→ **EXERCISE PROMPT**: Gather all lines in the records below that include the word "following".

→ **DATA SUPPLIED**:
- Opening Delimiter -
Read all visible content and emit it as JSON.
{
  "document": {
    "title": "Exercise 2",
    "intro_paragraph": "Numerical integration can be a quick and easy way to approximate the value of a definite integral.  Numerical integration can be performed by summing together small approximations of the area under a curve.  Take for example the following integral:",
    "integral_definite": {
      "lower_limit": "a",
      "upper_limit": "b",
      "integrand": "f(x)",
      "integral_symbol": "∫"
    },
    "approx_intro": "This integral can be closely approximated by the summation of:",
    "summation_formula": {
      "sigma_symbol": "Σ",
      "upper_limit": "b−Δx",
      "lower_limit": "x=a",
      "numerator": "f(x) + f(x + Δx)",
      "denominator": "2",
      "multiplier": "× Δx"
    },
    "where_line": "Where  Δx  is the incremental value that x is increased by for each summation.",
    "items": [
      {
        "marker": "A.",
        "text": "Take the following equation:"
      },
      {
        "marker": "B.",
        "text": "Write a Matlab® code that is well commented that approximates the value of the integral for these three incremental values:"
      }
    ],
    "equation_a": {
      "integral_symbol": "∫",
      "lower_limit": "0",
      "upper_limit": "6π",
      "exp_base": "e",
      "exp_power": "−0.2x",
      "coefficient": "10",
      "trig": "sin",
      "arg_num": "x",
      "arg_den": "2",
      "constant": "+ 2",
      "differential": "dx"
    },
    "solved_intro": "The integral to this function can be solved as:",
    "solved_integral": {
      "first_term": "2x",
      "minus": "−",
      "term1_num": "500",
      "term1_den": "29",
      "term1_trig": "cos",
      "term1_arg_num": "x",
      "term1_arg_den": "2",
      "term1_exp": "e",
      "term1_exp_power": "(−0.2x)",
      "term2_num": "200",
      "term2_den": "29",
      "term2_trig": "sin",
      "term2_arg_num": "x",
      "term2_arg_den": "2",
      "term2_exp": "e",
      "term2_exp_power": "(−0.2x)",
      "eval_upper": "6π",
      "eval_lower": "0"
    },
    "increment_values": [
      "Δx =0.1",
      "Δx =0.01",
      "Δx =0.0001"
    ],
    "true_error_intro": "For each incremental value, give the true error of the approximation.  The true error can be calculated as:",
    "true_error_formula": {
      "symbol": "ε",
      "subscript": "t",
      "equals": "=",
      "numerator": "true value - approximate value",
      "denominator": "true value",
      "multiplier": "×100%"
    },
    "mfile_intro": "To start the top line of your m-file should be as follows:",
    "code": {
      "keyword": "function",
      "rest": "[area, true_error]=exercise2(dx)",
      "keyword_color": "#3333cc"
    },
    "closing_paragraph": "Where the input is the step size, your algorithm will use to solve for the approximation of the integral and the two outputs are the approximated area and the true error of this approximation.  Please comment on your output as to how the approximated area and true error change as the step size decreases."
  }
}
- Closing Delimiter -
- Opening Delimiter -
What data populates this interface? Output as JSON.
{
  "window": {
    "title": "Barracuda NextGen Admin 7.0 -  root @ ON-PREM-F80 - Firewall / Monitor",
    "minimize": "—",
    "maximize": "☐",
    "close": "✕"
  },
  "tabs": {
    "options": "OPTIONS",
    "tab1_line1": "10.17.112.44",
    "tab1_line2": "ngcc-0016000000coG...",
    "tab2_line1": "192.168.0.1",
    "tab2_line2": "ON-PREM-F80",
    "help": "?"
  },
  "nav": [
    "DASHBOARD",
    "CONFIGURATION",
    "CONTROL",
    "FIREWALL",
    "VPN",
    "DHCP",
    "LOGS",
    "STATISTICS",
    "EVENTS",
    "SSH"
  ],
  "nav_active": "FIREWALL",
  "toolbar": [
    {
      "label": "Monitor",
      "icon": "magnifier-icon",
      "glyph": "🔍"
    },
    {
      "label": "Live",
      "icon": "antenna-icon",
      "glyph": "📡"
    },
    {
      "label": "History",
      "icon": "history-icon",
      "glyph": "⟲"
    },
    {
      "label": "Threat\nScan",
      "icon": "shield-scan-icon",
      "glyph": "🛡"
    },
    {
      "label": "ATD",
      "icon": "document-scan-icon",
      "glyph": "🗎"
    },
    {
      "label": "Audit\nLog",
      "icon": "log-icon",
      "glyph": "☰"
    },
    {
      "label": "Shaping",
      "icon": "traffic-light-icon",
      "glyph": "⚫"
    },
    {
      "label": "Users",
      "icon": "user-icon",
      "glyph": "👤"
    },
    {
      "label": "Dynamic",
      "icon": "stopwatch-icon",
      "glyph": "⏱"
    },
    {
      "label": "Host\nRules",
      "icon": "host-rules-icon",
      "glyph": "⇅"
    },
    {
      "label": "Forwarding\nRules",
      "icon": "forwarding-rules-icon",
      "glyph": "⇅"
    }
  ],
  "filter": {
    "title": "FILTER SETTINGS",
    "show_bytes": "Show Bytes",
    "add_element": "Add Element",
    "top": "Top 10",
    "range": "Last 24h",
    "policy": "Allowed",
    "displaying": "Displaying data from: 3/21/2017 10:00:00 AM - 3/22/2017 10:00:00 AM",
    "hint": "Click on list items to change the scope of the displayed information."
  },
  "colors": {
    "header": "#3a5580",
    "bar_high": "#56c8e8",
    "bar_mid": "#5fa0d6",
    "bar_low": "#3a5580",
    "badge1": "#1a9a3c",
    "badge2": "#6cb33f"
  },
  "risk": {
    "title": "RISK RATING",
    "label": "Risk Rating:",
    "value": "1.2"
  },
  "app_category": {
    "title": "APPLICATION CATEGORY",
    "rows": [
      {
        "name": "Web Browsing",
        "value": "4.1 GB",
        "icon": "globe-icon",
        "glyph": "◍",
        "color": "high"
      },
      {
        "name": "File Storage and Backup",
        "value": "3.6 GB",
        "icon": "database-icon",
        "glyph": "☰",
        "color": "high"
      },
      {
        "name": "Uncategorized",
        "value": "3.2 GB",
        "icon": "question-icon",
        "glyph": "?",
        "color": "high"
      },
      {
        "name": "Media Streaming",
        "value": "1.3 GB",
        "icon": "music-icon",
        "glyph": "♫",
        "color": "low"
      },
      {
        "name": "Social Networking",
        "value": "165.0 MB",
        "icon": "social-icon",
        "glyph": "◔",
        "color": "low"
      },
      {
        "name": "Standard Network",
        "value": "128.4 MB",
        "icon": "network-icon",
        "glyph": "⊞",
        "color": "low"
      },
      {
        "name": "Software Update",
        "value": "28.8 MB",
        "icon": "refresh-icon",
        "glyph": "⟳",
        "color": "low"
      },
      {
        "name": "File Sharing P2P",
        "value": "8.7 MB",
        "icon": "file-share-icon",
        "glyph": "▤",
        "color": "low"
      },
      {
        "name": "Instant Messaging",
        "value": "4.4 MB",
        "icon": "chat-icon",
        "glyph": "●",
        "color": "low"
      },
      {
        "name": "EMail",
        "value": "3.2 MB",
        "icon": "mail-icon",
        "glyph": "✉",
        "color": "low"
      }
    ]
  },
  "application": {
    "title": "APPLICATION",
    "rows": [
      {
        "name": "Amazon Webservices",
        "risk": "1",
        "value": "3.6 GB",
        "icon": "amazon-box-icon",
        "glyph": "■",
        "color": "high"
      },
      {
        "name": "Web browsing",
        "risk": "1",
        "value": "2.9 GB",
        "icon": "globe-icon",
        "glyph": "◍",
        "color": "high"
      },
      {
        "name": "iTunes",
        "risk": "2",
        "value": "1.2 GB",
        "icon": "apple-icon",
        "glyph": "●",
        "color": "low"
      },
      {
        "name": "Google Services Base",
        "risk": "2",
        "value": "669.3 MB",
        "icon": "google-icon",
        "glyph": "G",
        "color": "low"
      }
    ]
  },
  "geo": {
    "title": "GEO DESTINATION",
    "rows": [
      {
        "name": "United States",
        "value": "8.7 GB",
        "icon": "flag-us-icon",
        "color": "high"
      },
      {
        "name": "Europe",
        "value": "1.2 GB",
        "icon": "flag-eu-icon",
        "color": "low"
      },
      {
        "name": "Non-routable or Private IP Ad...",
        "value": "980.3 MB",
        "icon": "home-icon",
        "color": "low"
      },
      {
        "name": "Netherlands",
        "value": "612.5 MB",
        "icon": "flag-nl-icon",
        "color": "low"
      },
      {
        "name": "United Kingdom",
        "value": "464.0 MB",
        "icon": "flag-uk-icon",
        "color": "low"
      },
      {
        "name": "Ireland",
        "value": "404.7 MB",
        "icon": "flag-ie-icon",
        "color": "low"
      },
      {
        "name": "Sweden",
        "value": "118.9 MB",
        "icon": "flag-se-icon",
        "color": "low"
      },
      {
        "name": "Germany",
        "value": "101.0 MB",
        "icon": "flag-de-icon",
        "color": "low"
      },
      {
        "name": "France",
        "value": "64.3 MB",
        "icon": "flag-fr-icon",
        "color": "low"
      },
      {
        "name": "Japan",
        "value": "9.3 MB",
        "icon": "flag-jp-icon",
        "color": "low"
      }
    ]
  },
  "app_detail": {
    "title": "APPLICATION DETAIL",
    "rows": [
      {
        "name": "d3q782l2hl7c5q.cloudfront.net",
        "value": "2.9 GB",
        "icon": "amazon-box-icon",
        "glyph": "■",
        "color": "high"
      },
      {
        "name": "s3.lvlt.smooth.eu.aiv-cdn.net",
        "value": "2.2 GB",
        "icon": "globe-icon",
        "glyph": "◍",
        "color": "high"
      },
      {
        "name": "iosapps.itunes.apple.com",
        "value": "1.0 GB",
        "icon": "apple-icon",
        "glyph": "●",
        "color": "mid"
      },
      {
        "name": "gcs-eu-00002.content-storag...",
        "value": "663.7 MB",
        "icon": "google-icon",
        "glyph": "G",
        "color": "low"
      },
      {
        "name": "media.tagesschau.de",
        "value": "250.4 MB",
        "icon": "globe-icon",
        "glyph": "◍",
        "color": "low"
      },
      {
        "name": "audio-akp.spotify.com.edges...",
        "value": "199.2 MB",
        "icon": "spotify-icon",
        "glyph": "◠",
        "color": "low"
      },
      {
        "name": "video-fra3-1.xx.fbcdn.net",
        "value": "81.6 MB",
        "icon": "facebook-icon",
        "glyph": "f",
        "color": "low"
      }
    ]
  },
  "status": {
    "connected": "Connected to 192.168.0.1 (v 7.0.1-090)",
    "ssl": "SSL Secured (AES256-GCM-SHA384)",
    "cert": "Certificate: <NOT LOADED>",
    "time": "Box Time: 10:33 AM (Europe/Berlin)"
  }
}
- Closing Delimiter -
→ **EXERCISE OUTPUT**:
    "intro_paragraph": "Numerical integration can be a quick and easy way to approximate the value of a definite integral.  Numerical integration can be performed by summing together small approximations of the area under a curve.  Take for example the following integral:",
        "text": "Take the following equation:"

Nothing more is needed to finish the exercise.